O God, You are my God, for You I long; for You my soul is thirsting. My body pines for You like a dry, weary land without water. So I gaze on You in the sanctuary to see Your strength and Your glory. For Your love is better than life, my lips will speak Your praise. So I will bless You all my life, in Your name I will lift up my hands. My soul shall be filled as with a banquet, my mouth shall praise You with joy. On my bed I remember You. On You I muse through the night for You have been my help; in the shadow of Your wings I rejoice. My soul clings to You; Your right hand holds me fast.Copyright 2020 Christine Johnson. All rights reserved.[/caption] And the Psalms offer strength, too. They were written by people who struggled through famine and invasions and exile. They longed to see God – they longed for Him to come to their rescue. And when we look back, we can see that God answered in the fullness of time. But that timing is not necessarily our timing. Sometimes we must wait on the Lord. In the meantime, let’s wait in prayer. Resources for Liturgy of the Hours: DivineOffice.org is now accepting registrations again in an effort to help people pray together during this pandemic. There are bountiful resources on the history of Liturgy of the Hours and how to pray it. (They also have links for purchasing physical books to pray the Liturgy of the Hours. I use the single-volume Christian Prayer.) Universalis is another online resource with the readings for Mass, as well as Liturgy of the Hours. There is an app available, as well, in formats for Android, iOs, Windows, and Mac OS. The hymns in the books available for Liturgy of the Hours can be unfamiliar to some of us. I’ve been gathering up as I need it. I might start adding hymns that I’m familiar with, as well, but these are ones that I might have had trouble with at some point (or still have trouble with). And I’ll be honest, there are times when I read the hymn as a poem because I just can’t find any auditory guidance. Here's my playlist of hymns for Liturgy of the Hours. Philip Kosloski offers another guide for how to pray the Liturgy of the Hours. He talks about using ribbons, but I’ve upped my place-marking game by adding little Post-It tabs to things that get a lot of use. the beginnings of liturgical seasons, the index of hymns, Sunday Week I Lauds (for solemnities), the Antiphons, etc. If I used it a lot, I put a tab on it to find it quicker. Copyright 2020 Christine Johnson. All rights reserved.[/caption] I want to add a final note: There are actually slight variations on praying the Hours. I learned that the prayers after Psalms were added and not necessarily required. Our Lay Dominican fraternity uses them in community prayer, but I skip them at home. The antiphons before each Psalm and canticle can be repeated, but I didn’t learn it that way. (Exceptions are the Canticle of Zechariah and the Magnificat.) Which is to say that if you do something for a while and learn you’ve been doing it differently than everyone else, relax. The prayer is important, not the exact execution. An imperfect offering made with our whole hearts is better than the perfect one made in order to look good to everyone who sees you.

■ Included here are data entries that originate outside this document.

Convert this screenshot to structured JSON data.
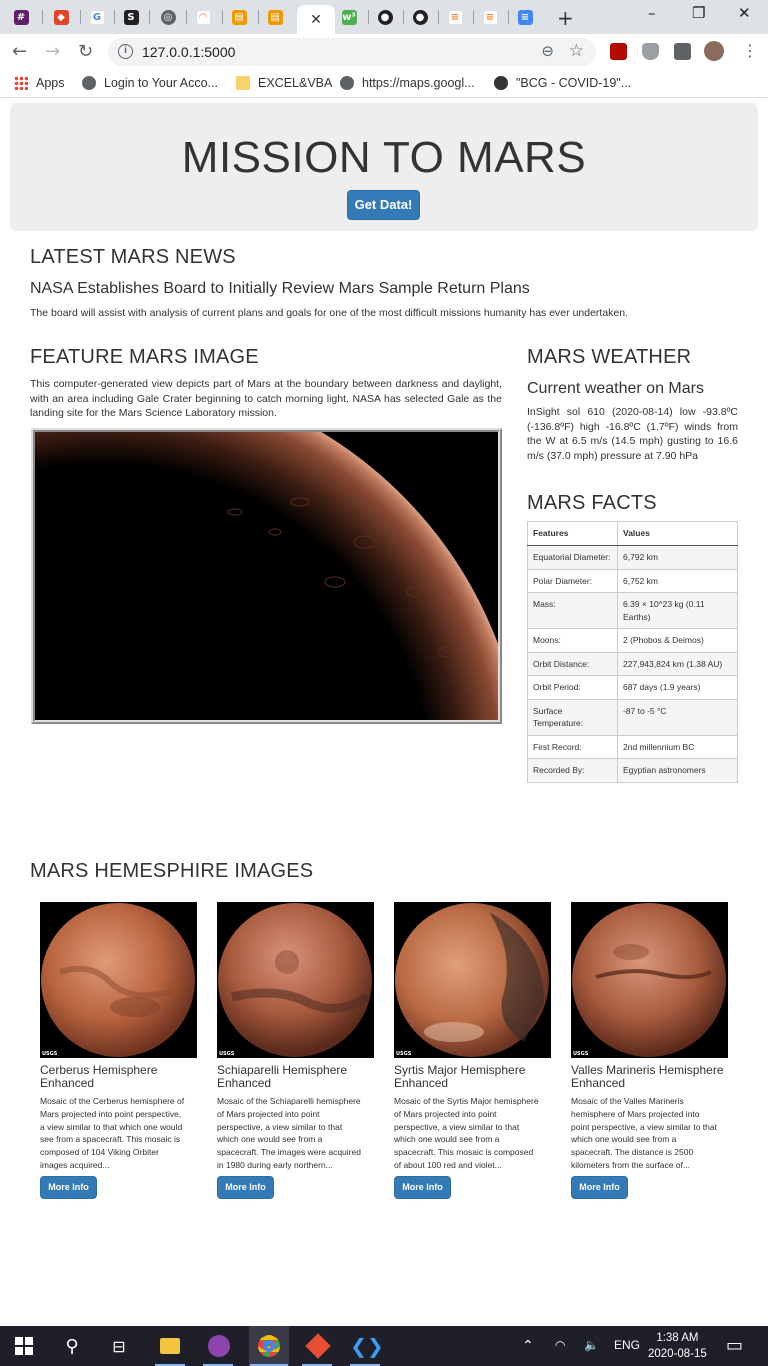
{
  "browser": {
    "tabs_count": 18,
    "url": "127.0.0.1:5000",
    "bookmarks": [
      {
        "label": "Apps",
        "icon": "apps-grid-icon"
      },
      {
        "label": "Login to Your Acco...",
        "icon": "globe-icon"
      },
      {
        "label": "EXCEL&VBA",
        "icon": "folder-icon"
      },
      {
        "label": "https://maps.googl...",
        "icon": "globe-icon"
      },
      {
        "label": "\"BCG - COVID-19\"...",
        "icon": "hbr-icon"
      }
    ]
  },
  "page": {
    "title": "MISSION TO MARS",
    "get_data_label": "Get Data!",
    "news": {
      "heading": "LATEST MARS NEWS",
      "title": "NASA Establishes Board to Initially Review Mars Sample Return Plans",
      "paragraph": "The board will assist with analysis of current plans and goals for one of the most difficult missions humanity has ever undertaken."
    },
    "feature": {
      "heading": "FEATURE MARS IMAGE",
      "description": "This computer-generated view depicts part of Mars at the boundary between darkness and daylight, with an area including Gale Crater beginning to catch morning light. NASA has selected Gale as the landing site for the Mars Science Laboratory mission."
    },
    "weather": {
      "heading": "MARS WEATHER",
      "subheading": "Current weather on Mars",
      "text": "InSight sol 610 (2020-08-14) low -93.8ºC (-136.8ºF) high -16.8ºC (1.7ºF) winds from the W at 6.5 m/s (14.5 mph) gusting to 16.6 m/s (37.0 mph) pressure at 7.90 hPa"
    },
    "facts": {
      "heading": "MARS FACTS",
      "col_features": "Features",
      "col_values": "Values",
      "rows": [
        {
          "feature": "Equatorial Diameter:",
          "value": "6,792 km"
        },
        {
          "feature": "Polar Diameter:",
          "value": "6,752 km"
        },
        {
          "feature": "Mass:",
          "value": "6.39 × 10^23 kg (0.11 Earths)"
        },
        {
          "feature": "Moons:",
          "value": "2 (Phobos & Deimos)"
        },
        {
          "feature": "Orbit Distance:",
          "value": "227,943,824 km (1.38 AU)"
        },
        {
          "feature": "Orbit Period:",
          "value": "687 days (1.9 years)"
        },
        {
          "feature": "Surface Temperature:",
          "value": "-87 to -5 °C"
        },
        {
          "feature": "First Record:",
          "value": "2nd millennium BC"
        },
        {
          "feature": "Recorded By:",
          "value": "Egyptian astronomers"
        }
      ]
    },
    "hemispheres": {
      "heading": "MARS HEMESPHIRE IMAGES",
      "more_info_label": "More Info",
      "items": [
        {
          "title": "Cerberus Hemisphere Enhanced",
          "description": "Mosaic of the Cerberus hemisphere of Mars projected into point perspective, a view similar to that which one would see from a spacecraft. This mosaic is composed of 104 Viking Orbiter images acquired..."
        },
        {
          "title": "Schiaparelli Hemisphere Enhanced",
          "description": "Mosaic of the Schiaparelli hemisphere of Mars projected into point perspective, a view similar to that which one would see from a spacecraft. The images were acquired in 1980 during early northern..."
        },
        {
          "title": "Syrtis Major Hemisphere Enhanced",
          "description": "Mosaic of the Syrtis Major hemisphere of Mars projected into point perspective, a view similar to that which one would see from a spacecraft. This mosaic is composed of about 100 red and violet..."
        },
        {
          "title": "Valles Marineris Hemisphere Enhanced",
          "description": "Mosaic of the Valles Marineris hemisphere of Mars projected into point perspective, a view similar to that which one would see from a spacecraft. The distance is 2500 kilometers from the surface of..."
        }
      ],
      "usgs_label": "USGS"
    }
  },
  "taskbar": {
    "language": "ENG",
    "time": "1:38 AM",
    "date": "2020-08-15"
  },
  "colors": {
    "primary_button": "#337ab7",
    "jumbotron_bg": "#eeeeee"
  }
}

Copyright 2020 Christine Johnson
About the Author
Christine Johnson has been married to Nathan since 1993 and is the mother of two homeschool graduates. She and Nathan live in the Blue Ridge Mountains of Southwest Virginia, where she tries to fit in as a transplanted Yank. She blogs at Domestic Vocation about her life as a wife, mother, and Lay Dominican.